Report the number of lines in these entries that contain "transfer". Write only the number.

Materials provided: Begin

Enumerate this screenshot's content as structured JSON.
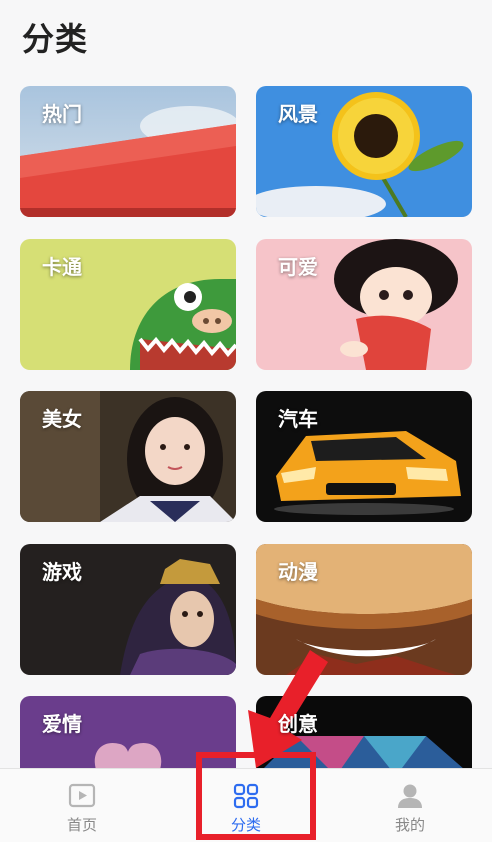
{
  "page": {
    "title": "分类"
  },
  "categories": [
    {
      "label": "热门"
    },
    {
      "label": "风景"
    },
    {
      "label": "卡通"
    },
    {
      "label": "可爱"
    },
    {
      "label": "美女"
    },
    {
      "label": "汽车"
    },
    {
      "label": "游戏"
    },
    {
      "label": "动漫"
    },
    {
      "label": "爱情"
    },
    {
      "label": "创意"
    }
  ],
  "tabbar": {
    "tabs": [
      {
        "label": "首页",
        "icon": "play-icon",
        "active": false
      },
      {
        "label": "分类",
        "icon": "grid-icon",
        "active": true
      },
      {
        "label": "我的",
        "icon": "person-icon",
        "active": false
      }
    ]
  },
  "colors": {
    "accent": "#2d6cf0",
    "annotation": "#e8202a",
    "inactive": "#888888"
  }
}
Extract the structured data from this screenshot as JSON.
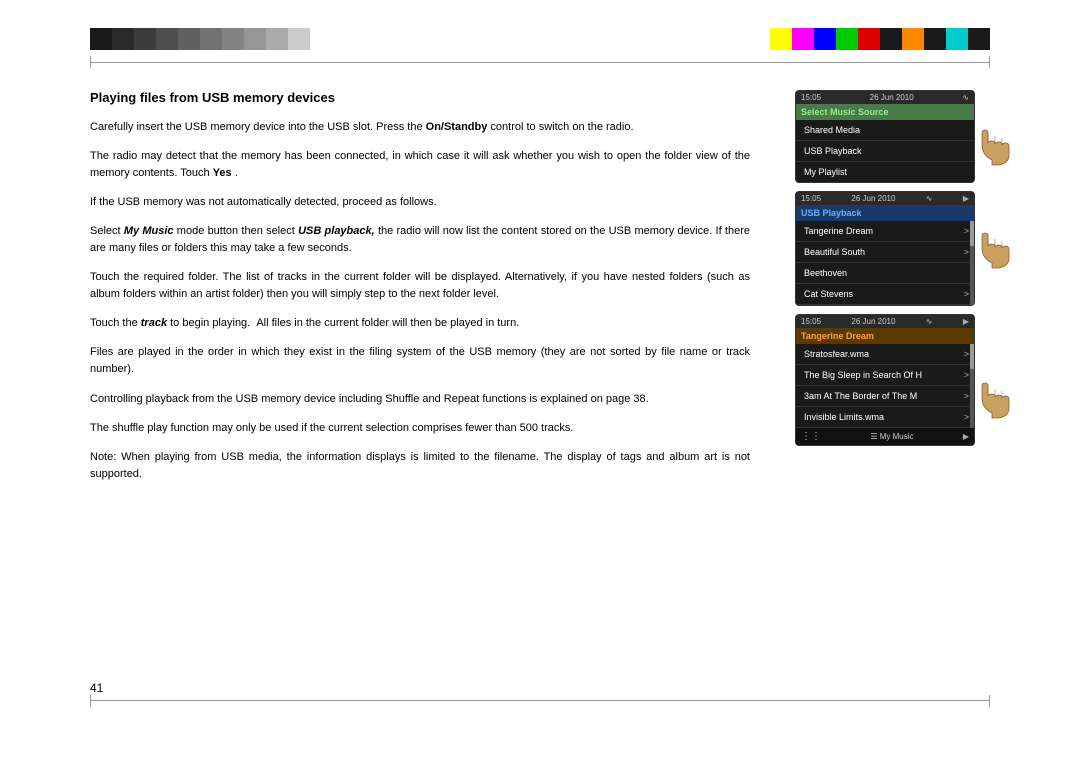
{
  "colors": {
    "top_left_blocks": [
      "#1a1a1a",
      "#2a2a2a",
      "#3a3a3a",
      "#4a4a4a",
      "#5a5a5a",
      "#6a6a6a",
      "#7a7a7a",
      "#888",
      "#aaa",
      "#ccc"
    ],
    "top_right_blocks": [
      "#ffff00",
      "#ff00ff",
      "#0000ff",
      "#00ff00",
      "#ff0000",
      "#1a1a1a",
      "#ff8800",
      "#00ffff",
      "#1a1a1a",
      "#00aaff"
    ]
  },
  "page_number": "41",
  "section_title": "Playing files from USB memory devices",
  "paragraphs": [
    "Carefully insert the USB memory device into the USB slot. Press the On/Standby control to switch on the radio.",
    "The radio may detect that the memory has been connected, in which case it will ask whether you wish to open the folder view of the memory contents. Touch Yes .",
    "If the USB memory was not automatically detected, proceed as follows.",
    "Select My Music mode button then select USB playback, the radio will now list the content stored on the USB memory device. If there are many files or folders this may take a few seconds.",
    "Touch the required folder. The list of tracks in the current folder will be displayed. Alternatively, if you have nested folders (such as album folders within an artist folder) then you will simply step to the next folder level.",
    "Touch the track to begin playing. All files in the current folder will then be played in turn.",
    "Files are played in the order in which they exist in the filing system of the USB memory (they are not sorted by file name or track number).",
    "Controlling playback from the USB memory device including Shuffle and Repeat functions is explained on page 38.",
    "The shuffle play function may only be used if the current selection comprises fewer than 500 tracks.",
    "Note: When playing from USB media, the information displays is limited to the filename. The display of tags and album art is not supported."
  ],
  "screen1": {
    "time": "15:05",
    "date": "26 Jun 2010",
    "title": "Select Music Source",
    "title_color": "green",
    "items": [
      "Shared Media",
      "USB Playback",
      "My Playlist"
    ]
  },
  "screen2": {
    "time": "15:05",
    "date": "26 Jun 2010",
    "title": "USB Playback",
    "title_color": "blue",
    "items": [
      "Tangerine Dream",
      "Beautiful South",
      "Beethoven",
      "Cat Stevens"
    ]
  },
  "screen3": {
    "time": "15:05",
    "date": "26 Jun 2010",
    "title": "Tangerine Dream",
    "title_color": "orange",
    "items": [
      "Stratosfear.wma",
      "The Big Sleep in Search Of H",
      "3am At The Border of The M",
      "Invisible Limits.wma"
    ],
    "bottom_bar": "My Music"
  }
}
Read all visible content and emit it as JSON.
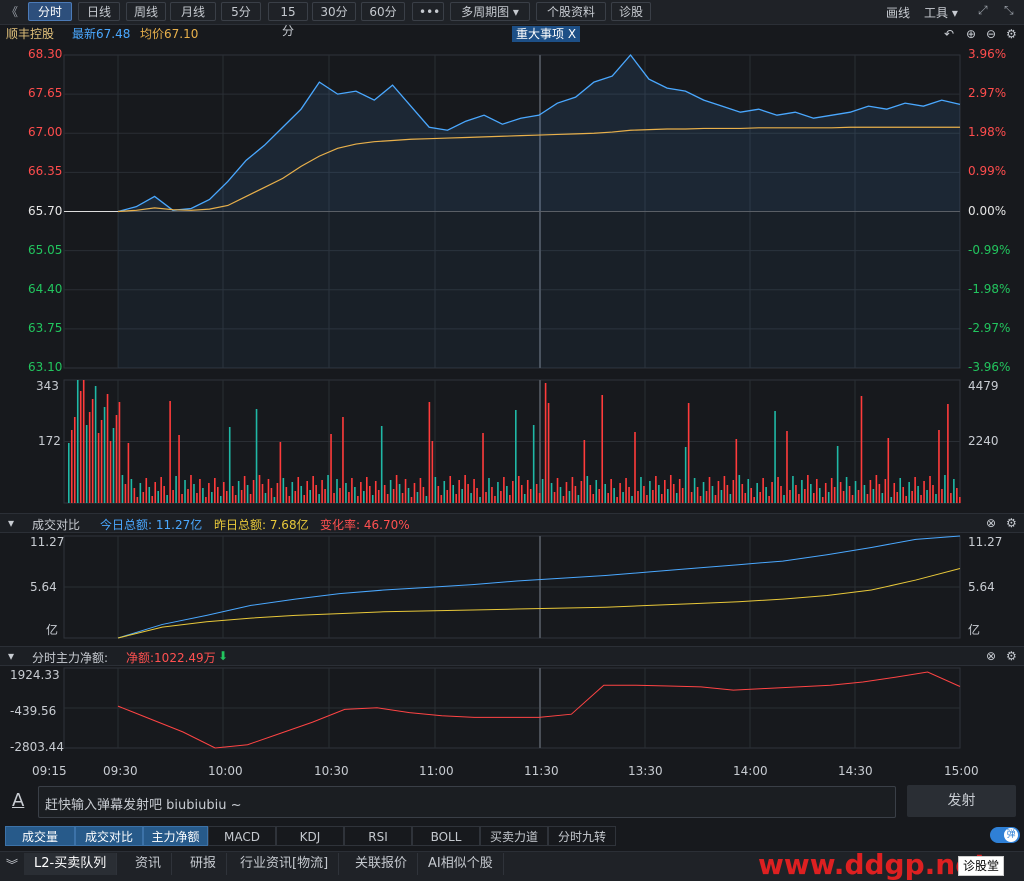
{
  "toolbar": {
    "back": "《",
    "tabs": [
      "分时",
      "日线",
      "周线",
      "月线",
      "5分",
      "15分",
      "30分",
      "60分",
      "•••",
      "多周期图 ▾",
      "个股资料",
      "诊股"
    ],
    "draw": "画线",
    "tools": "工具 ▾"
  },
  "info": {
    "name": "顺丰控股",
    "latest": "最新67.48",
    "avg": "均价67.10",
    "event": "重大事项  X"
  },
  "price_axis": {
    "left": [
      "68.30",
      "67.65",
      "67.00",
      "66.35",
      "65.70",
      "65.05",
      "64.40",
      "63.75",
      "63.10"
    ],
    "right": [
      "3.96%",
      "2.97%",
      "1.98%",
      "0.99%",
      "0.00%",
      "-0.99%",
      "-1.98%",
      "-2.97%",
      "-3.96%"
    ]
  },
  "volume_axis": {
    "left": [
      "343",
      "172"
    ],
    "right": [
      "4479",
      "2240"
    ]
  },
  "panel1": {
    "title": "成交对比",
    "today": "今日总额: 11.27亿",
    "yesterday": "昨日总额: 7.68亿",
    "change": "变化率: 46.70%",
    "axis_left": [
      "11.27",
      "5.64",
      "亿"
    ],
    "axis_right": [
      "11.27",
      "5.64",
      "亿"
    ]
  },
  "panel2": {
    "title": "分时主力净额:",
    "net": "净额:1022.49万",
    "arrow": "⬇",
    "axis_left": [
      "1924.33",
      "-439.56",
      "-2803.44"
    ]
  },
  "time_axis": [
    "09:15",
    "09:30",
    "10:00",
    "10:30",
    "11:00",
    "11:30",
    "13:30",
    "14:00",
    "14:30",
    "15:00"
  ],
  "danmu": {
    "placeholder": "赶快输入弹幕发射吧 biubiubiu ~",
    "send": "发射",
    "toggle": "弹"
  },
  "indicator_tabs": [
    "成交量",
    "成交对比",
    "主力净额",
    "MACD",
    "KDJ",
    "RSI",
    "BOLL",
    "买卖力道",
    "分时九转"
  ],
  "bottom_tabs": [
    "L2-买卖队列",
    "资讯",
    "研报",
    "行业资讯[物流]",
    "关联报价",
    "AI相似个股"
  ],
  "bottom_right": "诊股堂",
  "watermark": "www.ddgp.net",
  "colors": {
    "up": "#ff4444",
    "down": "#22c55e",
    "price": "#4aa8ff",
    "avg": "#e8b04b",
    "accent": "#2d4f7c"
  },
  "chart_data": [
    {
      "type": "line",
      "title": "",
      "series": [
        {
          "name": "最新",
          "values": [
            65.7,
            65.78,
            65.95,
            65.72,
            65.75,
            65.9,
            66.2,
            66.55,
            66.8,
            67.1,
            67.4,
            67.85,
            67.65,
            67.7,
            67.55,
            67.8,
            67.45,
            67.1,
            67.05,
            67.2,
            67.3,
            67.15,
            67.25,
            67.3,
            67.5,
            67.6,
            67.85,
            67.95,
            68.3,
            67.9,
            67.75,
            67.7,
            67.55,
            67.45,
            67.35,
            67.4,
            67.3,
            67.35,
            67.25,
            67.3,
            67.35,
            67.45,
            67.4,
            67.5,
            67.45,
            67.55,
            67.48
          ]
        },
        {
          "name": "均价",
          "values": [
            65.7,
            65.72,
            65.76,
            65.73,
            65.72,
            65.74,
            65.8,
            65.95,
            66.1,
            66.25,
            66.45,
            66.62,
            66.75,
            66.82,
            66.86,
            66.88,
            66.9,
            66.91,
            66.92,
            66.93,
            66.94,
            66.95,
            66.96,
            66.97,
            66.98,
            66.99,
            67.0,
            67.02,
            67.05,
            67.06,
            67.07,
            67.07,
            67.08,
            67.08,
            67.08,
            67.09,
            67.09,
            67.09,
            67.09,
            67.09,
            67.1,
            67.1,
            67.1,
            67.1,
            67.1,
            67.1,
            67.1
          ]
        }
      ],
      "ylim": [
        63.1,
        68.3
      ]
    },
    {
      "type": "line",
      "title": "成交对比",
      "series": [
        {
          "name": "今日总额",
          "values": [
            0,
            1.5,
            2.5,
            3.6,
            4.3,
            4.9,
            5.3,
            5.6,
            5.9,
            6.3,
            6.6,
            6.9,
            7.3,
            7.7,
            8.1,
            8.5,
            9.2,
            10.0,
            10.9,
            11.27
          ]
        },
        {
          "name": "昨日总额",
          "values": [
            0,
            1.2,
            1.8,
            2.2,
            2.5,
            2.7,
            2.9,
            3.0,
            3.1,
            3.2,
            3.3,
            3.4,
            3.6,
            3.8,
            4.0,
            4.3,
            4.7,
            5.3,
            6.4,
            7.68
          ]
        }
      ],
      "ylim": [
        0,
        11.27
      ]
    },
    {
      "type": "line",
      "title": "分时主力净额",
      "series": [
        {
          "name": "净额",
          "values": [
            -200,
            -1000,
            -1800,
            -2803,
            -2600,
            -1900,
            -1200,
            -400,
            -300,
            -600,
            -800,
            -900,
            -900,
            -900,
            -700,
            1100,
            1100,
            1050,
            1000,
            800,
            900,
            1000,
            1100,
            1300,
            1600,
            1924,
            1022
          ]
        }
      ],
      "ylim": [
        -2803.44,
        1924.33
      ]
    }
  ]
}
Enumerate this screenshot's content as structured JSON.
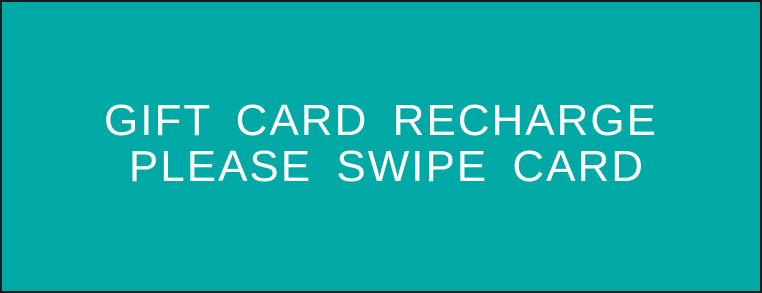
{
  "screen": {
    "background_color": "#00a9a6",
    "text_color": "#ffffff",
    "message_line_1": "GIFT CARD RECHARGE",
    "message_line_2": "PLEASE SWIPE CARD"
  }
}
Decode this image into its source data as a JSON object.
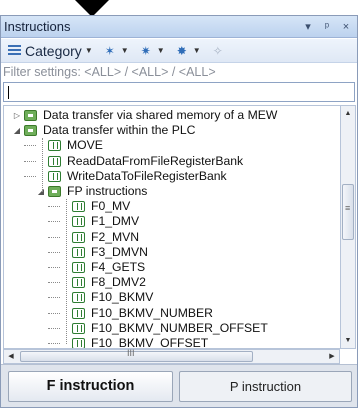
{
  "panel": {
    "title": "Instructions",
    "title_controls": [
      "▾",
      "ᵖ",
      "×"
    ]
  },
  "toolbar": {
    "category_label": "Category",
    "tools": [
      "wand-plus",
      "wand-down",
      "wand-dropdown",
      "wand-disabled"
    ]
  },
  "filter": {
    "text": "Filter settings: <ALL> / <ALL> / <ALL>"
  },
  "search": {
    "value": ""
  },
  "tree": {
    "items": [
      {
        "label": "Data transfer via shared memory of a MEW",
        "type": "folder",
        "level": 0,
        "expander": "collapsed"
      },
      {
        "label": "Data transfer within the PLC",
        "type": "folder",
        "level": 0,
        "expander": "expanded"
      },
      {
        "label": "MOVE",
        "type": "instruction",
        "level": 1,
        "expander": "none"
      },
      {
        "label": "ReadDataFromFileRegisterBank",
        "type": "instruction",
        "level": 1,
        "expander": "none"
      },
      {
        "label": "WriteDataToFileRegisterBank",
        "type": "instruction",
        "level": 1,
        "expander": "none"
      },
      {
        "label": "FP instructions",
        "type": "folder",
        "level": 1,
        "expander": "expanded"
      },
      {
        "label": "F0_MV",
        "type": "instruction",
        "level": 2,
        "expander": "none"
      },
      {
        "label": "F1_DMV",
        "type": "instruction",
        "level": 2,
        "expander": "none"
      },
      {
        "label": "F2_MVN",
        "type": "instruction",
        "level": 2,
        "expander": "none"
      },
      {
        "label": "F3_DMVN",
        "type": "instruction",
        "level": 2,
        "expander": "none"
      },
      {
        "label": "F4_GETS",
        "type": "instruction",
        "level": 2,
        "expander": "none"
      },
      {
        "label": "F8_DMV2",
        "type": "instruction",
        "level": 2,
        "expander": "none"
      },
      {
        "label": "F10_BKMV",
        "type": "instruction",
        "level": 2,
        "expander": "none"
      },
      {
        "label": "F10_BKMV_NUMBER",
        "type": "instruction",
        "level": 2,
        "expander": "none"
      },
      {
        "label": "F10_BKMV_NUMBER_OFFSET",
        "type": "instruction",
        "level": 2,
        "expander": "none"
      },
      {
        "label": "F10_BKMV_OFFSET",
        "type": "instruction",
        "level": 2,
        "expander": "none"
      }
    ]
  },
  "scrollbar": {
    "horizontal_grip": "III"
  },
  "tabs": [
    {
      "label": "F instruction",
      "active": true
    },
    {
      "label": "P instruction",
      "active": false
    }
  ]
}
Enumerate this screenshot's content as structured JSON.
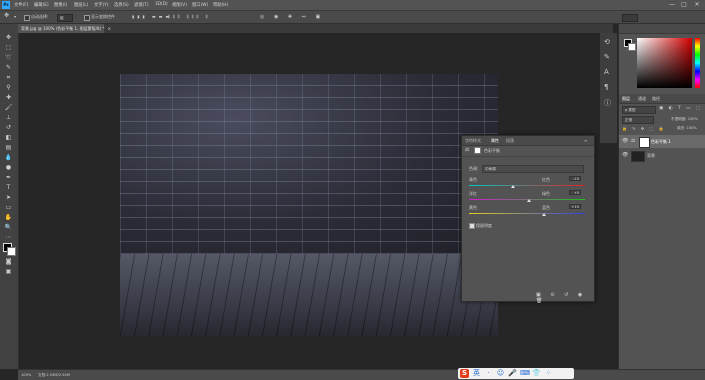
{
  "menubar": {
    "items": [
      "文件(F)",
      "编辑(E)",
      "图像(I)",
      "图层(L)",
      "文字(Y)",
      "选择(S)",
      "滤镜(T)",
      "3D(D)",
      "视图(V)",
      "窗口(W)",
      "帮助(H)"
    ],
    "window_controls": [
      "—",
      "□",
      "✕"
    ]
  },
  "optionsbar": {
    "auto_select_label": "自动选择:",
    "auto_select_value": "组",
    "show_transform_label": "显示变换控件"
  },
  "document_tab": {
    "label": "背景.jpg @ 100% (色彩平衡 1, 图层蒙版/8) *"
  },
  "properties": {
    "tabs": [
      "字符样式",
      "属性",
      "段落"
    ],
    "adjustment_title": "色彩平衡",
    "tone_label": "色调:",
    "tone_value": "中间调",
    "sliders": [
      {
        "left": "青色",
        "right": "红色",
        "value": "-15",
        "position": 0.38
      },
      {
        "left": "洋红",
        "right": "绿色",
        "value": "+5",
        "position": 0.52
      },
      {
        "left": "黄色",
        "right": "蓝色",
        "value": "+15",
        "position": 0.65
      }
    ],
    "preserve_luminosity_label": "保留明度"
  },
  "layers": {
    "tabs": [
      "图层",
      "通道",
      "路径"
    ],
    "filter_label": "ρ 类型",
    "blend_mode": "正常",
    "opacity_label": "不透明度: 100%",
    "fill_label": "填充: 100%",
    "rows": [
      {
        "name": "色彩平衡 1",
        "selected": true
      },
      {
        "name": "背景",
        "selected": false
      }
    ]
  },
  "statusbar": {
    "zoom": "100%",
    "doc_info": "文档:2.54M/2.54M"
  },
  "ime": {
    "icons": [
      "S",
      "英",
      "·",
      "☺",
      "🎤",
      "⌨",
      "👕",
      "⁘"
    ]
  },
  "colors": {
    "fg_swatch": "#000000",
    "bg_swatch": "#ffffff",
    "accent_red": "#d40000"
  }
}
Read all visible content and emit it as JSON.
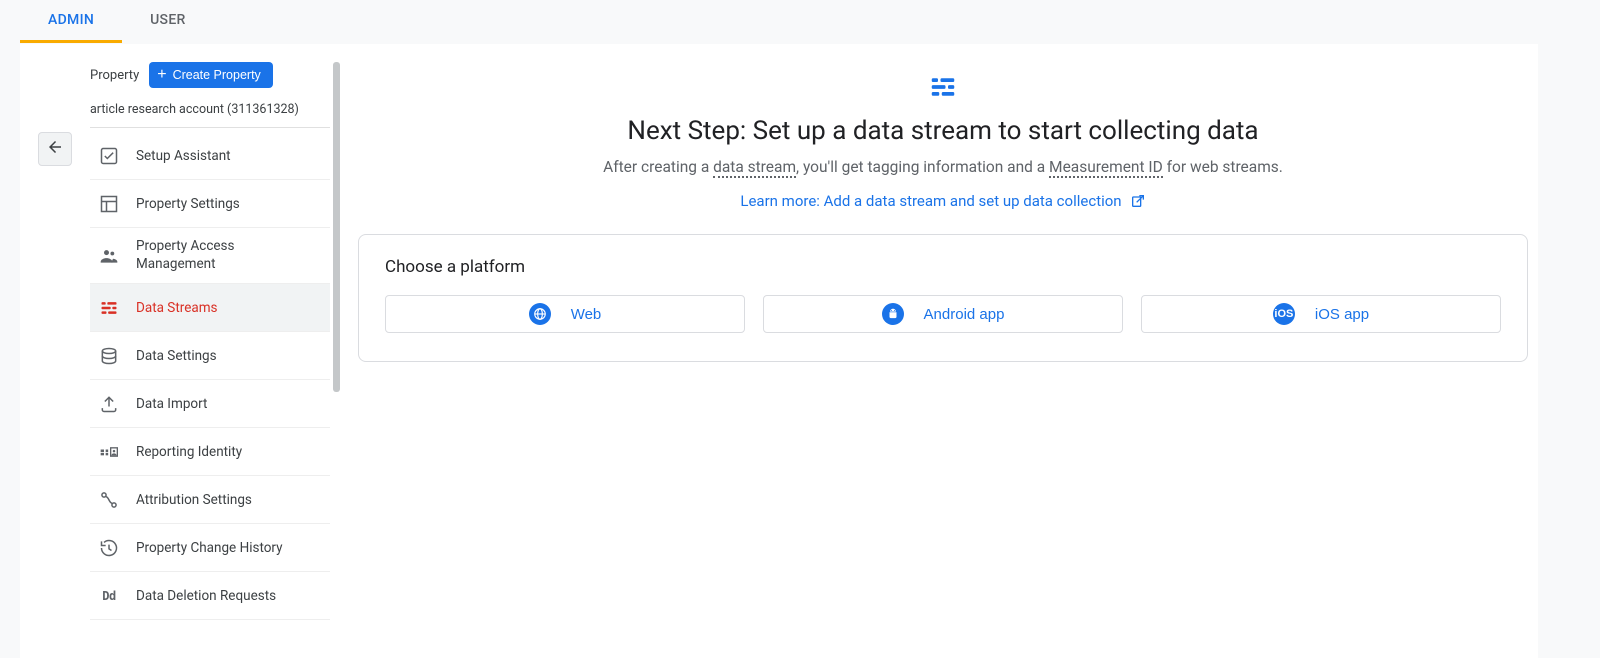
{
  "tabs": {
    "admin": "ADMIN",
    "user": "USER"
  },
  "sidebar": {
    "property_label": "Property",
    "create_button": "Create Property",
    "account_name": "article research account (311361328)",
    "items": [
      {
        "label": "Setup Assistant"
      },
      {
        "label": "Property Settings"
      },
      {
        "label": "Property Access Management"
      },
      {
        "label": "Data Streams"
      },
      {
        "label": "Data Settings"
      },
      {
        "label": "Data Import"
      },
      {
        "label": "Reporting Identity"
      },
      {
        "label": "Attribution Settings"
      },
      {
        "label": "Property Change History"
      },
      {
        "label": "Data Deletion Requests"
      }
    ]
  },
  "main": {
    "title": "Next Step: Set up a data stream to start collecting data",
    "sub_prefix": "After creating a ",
    "sub_term1": "data stream",
    "sub_mid": ", you'll get tagging information and a ",
    "sub_term2": "Measurement ID",
    "sub_suffix": " for web streams.",
    "learn_more": "Learn more: Add a data stream and set up data collection",
    "choose_platform": "Choose a platform",
    "platforms": {
      "web": "Web",
      "android": "Android app",
      "ios": "iOS app"
    }
  }
}
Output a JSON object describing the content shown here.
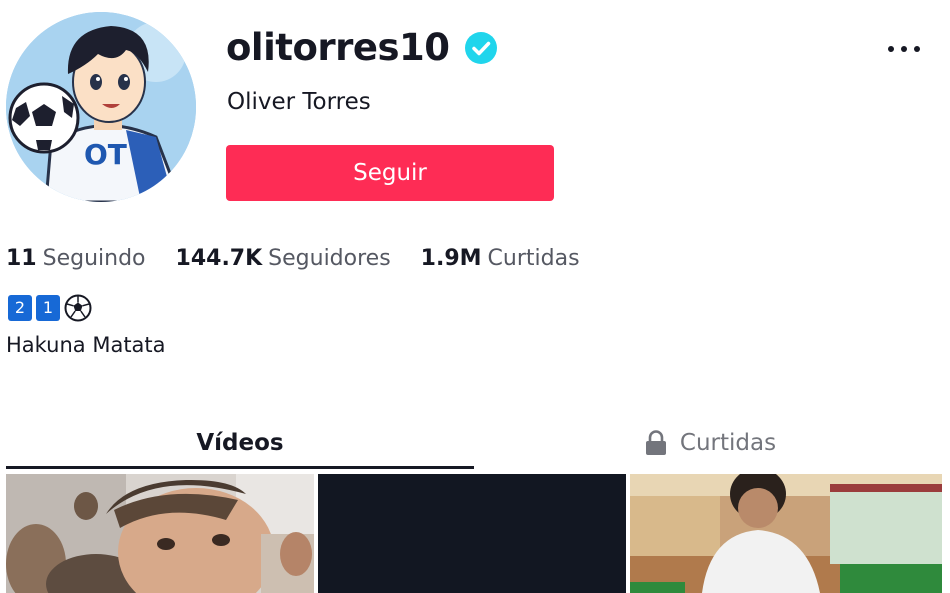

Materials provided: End

◆ Task solution: 2